Beardsley Community Farm aims to combat malnutrition and provide community gardening education.
Beardsley Farm, founded in 1998 by Public Malcolm Martin Park in 1741 Reynolds St. Supported by Knox County and Gifts. The farm has about 30 gardens on its main site, most of which are used by refugee families. They also serve the community around 17 locations around Knoxville.
Education Coordinator Sarah Heissrot talks about Beardsley Farms’s main purpose of providing a community garden.
“Our mission is to promote food security through product donation,” Heinzrot said. “We also provide gardening education and land and resources.”
Charlotte Rodina, co-director of Bardesley Farms, talks about gardening and herding.
“We also provide a lot of land and resources for gardening and we make this look like an on-site or off-site garden,” Rodina said. “Also, give plants, so tomato plants, basil plants የተለያዩ different things for people to grow at home or here and then give them different seeds.
They produce about five tons of produce for many companies.
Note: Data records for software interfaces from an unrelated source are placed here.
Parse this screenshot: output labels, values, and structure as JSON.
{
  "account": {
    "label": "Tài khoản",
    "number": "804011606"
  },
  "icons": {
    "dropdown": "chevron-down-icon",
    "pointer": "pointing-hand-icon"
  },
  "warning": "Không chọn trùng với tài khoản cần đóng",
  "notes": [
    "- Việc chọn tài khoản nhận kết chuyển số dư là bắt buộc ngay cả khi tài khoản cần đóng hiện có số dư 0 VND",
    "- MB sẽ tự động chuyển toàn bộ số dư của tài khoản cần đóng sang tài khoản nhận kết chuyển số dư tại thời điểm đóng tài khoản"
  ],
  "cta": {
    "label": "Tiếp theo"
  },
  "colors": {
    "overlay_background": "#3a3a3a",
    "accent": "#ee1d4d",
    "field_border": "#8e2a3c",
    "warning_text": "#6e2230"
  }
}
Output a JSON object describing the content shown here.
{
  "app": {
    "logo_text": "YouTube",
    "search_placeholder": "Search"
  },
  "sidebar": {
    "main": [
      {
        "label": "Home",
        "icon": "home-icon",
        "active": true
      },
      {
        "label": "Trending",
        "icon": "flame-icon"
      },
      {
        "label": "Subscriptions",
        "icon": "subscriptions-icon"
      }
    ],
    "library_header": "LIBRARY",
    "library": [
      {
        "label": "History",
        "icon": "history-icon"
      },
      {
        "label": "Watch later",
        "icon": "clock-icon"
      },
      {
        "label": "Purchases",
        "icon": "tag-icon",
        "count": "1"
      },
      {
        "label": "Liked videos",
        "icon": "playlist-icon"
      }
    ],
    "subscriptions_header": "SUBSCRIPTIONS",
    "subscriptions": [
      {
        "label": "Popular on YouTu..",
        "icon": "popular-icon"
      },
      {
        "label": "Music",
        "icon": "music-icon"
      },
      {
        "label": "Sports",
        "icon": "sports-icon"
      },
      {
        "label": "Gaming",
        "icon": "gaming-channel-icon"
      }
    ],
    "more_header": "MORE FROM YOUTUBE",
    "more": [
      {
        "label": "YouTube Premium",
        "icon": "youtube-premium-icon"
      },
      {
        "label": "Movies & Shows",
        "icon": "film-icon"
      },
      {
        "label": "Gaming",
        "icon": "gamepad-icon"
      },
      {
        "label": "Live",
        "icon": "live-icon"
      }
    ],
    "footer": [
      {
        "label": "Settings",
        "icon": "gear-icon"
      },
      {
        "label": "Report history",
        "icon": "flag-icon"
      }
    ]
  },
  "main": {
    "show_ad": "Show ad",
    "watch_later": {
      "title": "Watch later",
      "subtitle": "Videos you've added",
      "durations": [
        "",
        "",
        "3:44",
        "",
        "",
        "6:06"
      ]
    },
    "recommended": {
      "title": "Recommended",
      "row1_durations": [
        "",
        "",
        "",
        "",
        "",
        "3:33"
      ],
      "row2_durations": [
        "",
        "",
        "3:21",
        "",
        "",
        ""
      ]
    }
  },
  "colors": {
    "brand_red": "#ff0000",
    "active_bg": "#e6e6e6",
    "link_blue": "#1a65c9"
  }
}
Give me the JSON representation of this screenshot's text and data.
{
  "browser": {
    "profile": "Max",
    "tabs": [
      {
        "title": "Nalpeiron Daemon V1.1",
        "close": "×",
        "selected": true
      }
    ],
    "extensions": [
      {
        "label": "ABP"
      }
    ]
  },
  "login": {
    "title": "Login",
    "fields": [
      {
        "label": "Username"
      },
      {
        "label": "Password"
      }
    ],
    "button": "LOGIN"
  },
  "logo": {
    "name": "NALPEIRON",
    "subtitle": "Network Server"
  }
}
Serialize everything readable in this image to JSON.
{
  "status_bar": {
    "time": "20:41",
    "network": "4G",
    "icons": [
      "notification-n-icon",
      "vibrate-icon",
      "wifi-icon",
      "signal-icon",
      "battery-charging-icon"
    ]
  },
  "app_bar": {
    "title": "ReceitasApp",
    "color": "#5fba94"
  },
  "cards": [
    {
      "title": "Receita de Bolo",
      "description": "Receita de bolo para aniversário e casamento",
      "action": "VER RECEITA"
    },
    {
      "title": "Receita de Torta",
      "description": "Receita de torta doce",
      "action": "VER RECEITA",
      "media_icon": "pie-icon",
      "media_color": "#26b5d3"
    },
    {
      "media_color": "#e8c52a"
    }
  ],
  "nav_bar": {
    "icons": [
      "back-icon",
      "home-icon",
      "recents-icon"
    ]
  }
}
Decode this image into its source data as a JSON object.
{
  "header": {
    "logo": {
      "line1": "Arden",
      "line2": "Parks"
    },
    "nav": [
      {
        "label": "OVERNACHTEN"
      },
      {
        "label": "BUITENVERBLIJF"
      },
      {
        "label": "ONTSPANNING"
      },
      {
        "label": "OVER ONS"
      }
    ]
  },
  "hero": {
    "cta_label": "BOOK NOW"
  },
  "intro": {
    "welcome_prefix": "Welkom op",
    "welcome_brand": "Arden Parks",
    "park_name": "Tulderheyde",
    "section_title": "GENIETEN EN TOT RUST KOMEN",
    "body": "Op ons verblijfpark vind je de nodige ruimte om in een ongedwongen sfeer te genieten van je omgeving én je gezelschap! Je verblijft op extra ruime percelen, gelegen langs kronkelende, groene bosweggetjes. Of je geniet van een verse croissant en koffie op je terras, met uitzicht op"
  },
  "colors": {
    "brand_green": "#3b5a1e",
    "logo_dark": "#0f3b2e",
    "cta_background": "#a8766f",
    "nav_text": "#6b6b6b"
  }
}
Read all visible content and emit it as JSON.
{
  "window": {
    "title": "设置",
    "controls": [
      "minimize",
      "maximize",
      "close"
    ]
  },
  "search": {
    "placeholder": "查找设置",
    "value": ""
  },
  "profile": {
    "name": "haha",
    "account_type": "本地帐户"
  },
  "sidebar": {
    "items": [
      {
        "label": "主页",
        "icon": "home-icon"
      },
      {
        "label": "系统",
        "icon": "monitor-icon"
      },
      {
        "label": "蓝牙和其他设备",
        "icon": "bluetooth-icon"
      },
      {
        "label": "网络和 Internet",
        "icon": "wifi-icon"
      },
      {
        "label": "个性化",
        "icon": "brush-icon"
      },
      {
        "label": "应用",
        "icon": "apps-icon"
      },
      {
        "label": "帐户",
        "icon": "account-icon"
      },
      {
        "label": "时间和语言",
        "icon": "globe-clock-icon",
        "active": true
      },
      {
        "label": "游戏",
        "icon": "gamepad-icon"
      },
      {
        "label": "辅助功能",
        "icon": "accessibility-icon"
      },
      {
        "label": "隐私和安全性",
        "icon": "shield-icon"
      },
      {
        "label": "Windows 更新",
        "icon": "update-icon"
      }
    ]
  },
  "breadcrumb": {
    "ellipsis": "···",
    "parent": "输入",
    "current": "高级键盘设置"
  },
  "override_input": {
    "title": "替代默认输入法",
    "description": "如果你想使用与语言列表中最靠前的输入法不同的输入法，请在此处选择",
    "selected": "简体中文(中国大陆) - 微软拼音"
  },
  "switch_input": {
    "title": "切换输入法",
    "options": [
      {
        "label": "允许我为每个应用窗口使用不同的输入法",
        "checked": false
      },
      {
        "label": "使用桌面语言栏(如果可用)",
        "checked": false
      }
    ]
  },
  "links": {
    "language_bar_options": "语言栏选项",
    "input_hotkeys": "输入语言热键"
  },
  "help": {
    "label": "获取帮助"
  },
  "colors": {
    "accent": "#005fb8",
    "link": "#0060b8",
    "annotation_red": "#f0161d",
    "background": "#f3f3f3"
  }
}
Some of these organizations include a mobile food kitchen, several women’s shelters, food storage and an after-school enrichment program. A map of the rooms and gardens to be used is available on their website.
“We’re growing up to 10,000 10,000. The produce in this park, and all the produce we produce, has been helped by our volunteers,” Heatherrot said.
The farm has three full-time employees, one part-time employee and four AmeriCorps members. Heisonrot started as a volunteer at AmeriCorps before becoming a partner in the field.
People can volunteer to serve on a farm. They had to limit their volunteers last year due to the Covide-19 epidemic, but since then they have been able to raise volunteers at the same time. Their website has directions to volunteer service on the farm.
“Certainly the numbers have increased a lot this year, and we are getting good volunteers,” Heinstein said.
Along with gardening and produce, Beardsley Farms teaches food, cooking and gardening for all ages. They work in schools and offer older classes.
“We offer a variety of classes for all ages,” he said. “We host field trips with children, usually after school groups, or after school groups, or with summer camps. We have partnered with Ijmas to provide fun workshops for adults.
On December 5, they will hold a wreath section for adults, as well as a section on natural nutrition in January. They also plan to hold a snow day fundraising event in February, bringing together several restaurants for a soup competition. These events can be found on their event calendar.
“We also build independent community units, such as cooking rooms,” he said. “We guide Head Start preschool students through nutrition lessons. So we do different things.
Another educational program they started was Beardsley Bookworms. They offer their books at bookstores such as The Bottom to provide free books, recipes, and resources for students at Dougwood Primary and South Knox Elementary.
With these educational programs, the farm works to raise awareness of various causes and issues of justice, mostly related to malnutrition. Works with a number of black-owned businesses and organizations, food equity services and Indigenous rights organizations.
“We are expanding food security, so it is a matter of social justice for people to have fresh and healthy produce, so what we are doing is primarily doing it,” he said. But we try to buy locally and support the community and encourage people to vote and participate in the growing community.
With a high level of food supply, Heizenrot hopes the Berssley Farm will continue to serve the community as they become more self-reliant.
“My hope is that more and more community farms and places that we reach will have more energy and be used less by us, because they can provide food and produce food on their own,” he said. It is our goal to make people learn and apply these skills.
Rodina talks about expanding and covering the farm, especially in educational programs and where their products go.
Rodina: “We were thinking about expanding our curriculum recently. “So next year, we will continue to serve the community by providing additional school gardening programs at South Knox Primary, Dougwood Primary and then the Western Heights Boys and Girls Club.”
“We also look forward to changing some of our products in a way that is more meaningful and beneficial to our customers. So, as a whole, we offer a large product as a Western Heights Baptist Center… and this is a good model for what we can afford to do. But we were thinking more about enrolling individuals for stocks, creating a healthier lifestyle and working closely with customers and families to include more fresh produce in their diet, ”said Rodina.
Beardsley Community Farm continues to serve the community by providing Knoxville Community Gardening, Education and Awareness Resources. They have reached people from all over the city, and they continue to receive large amounts of volunteer assistance.
“I think our biggest impact is just to be a truly hospitable place for people to learn about gardening and cooking,” she said.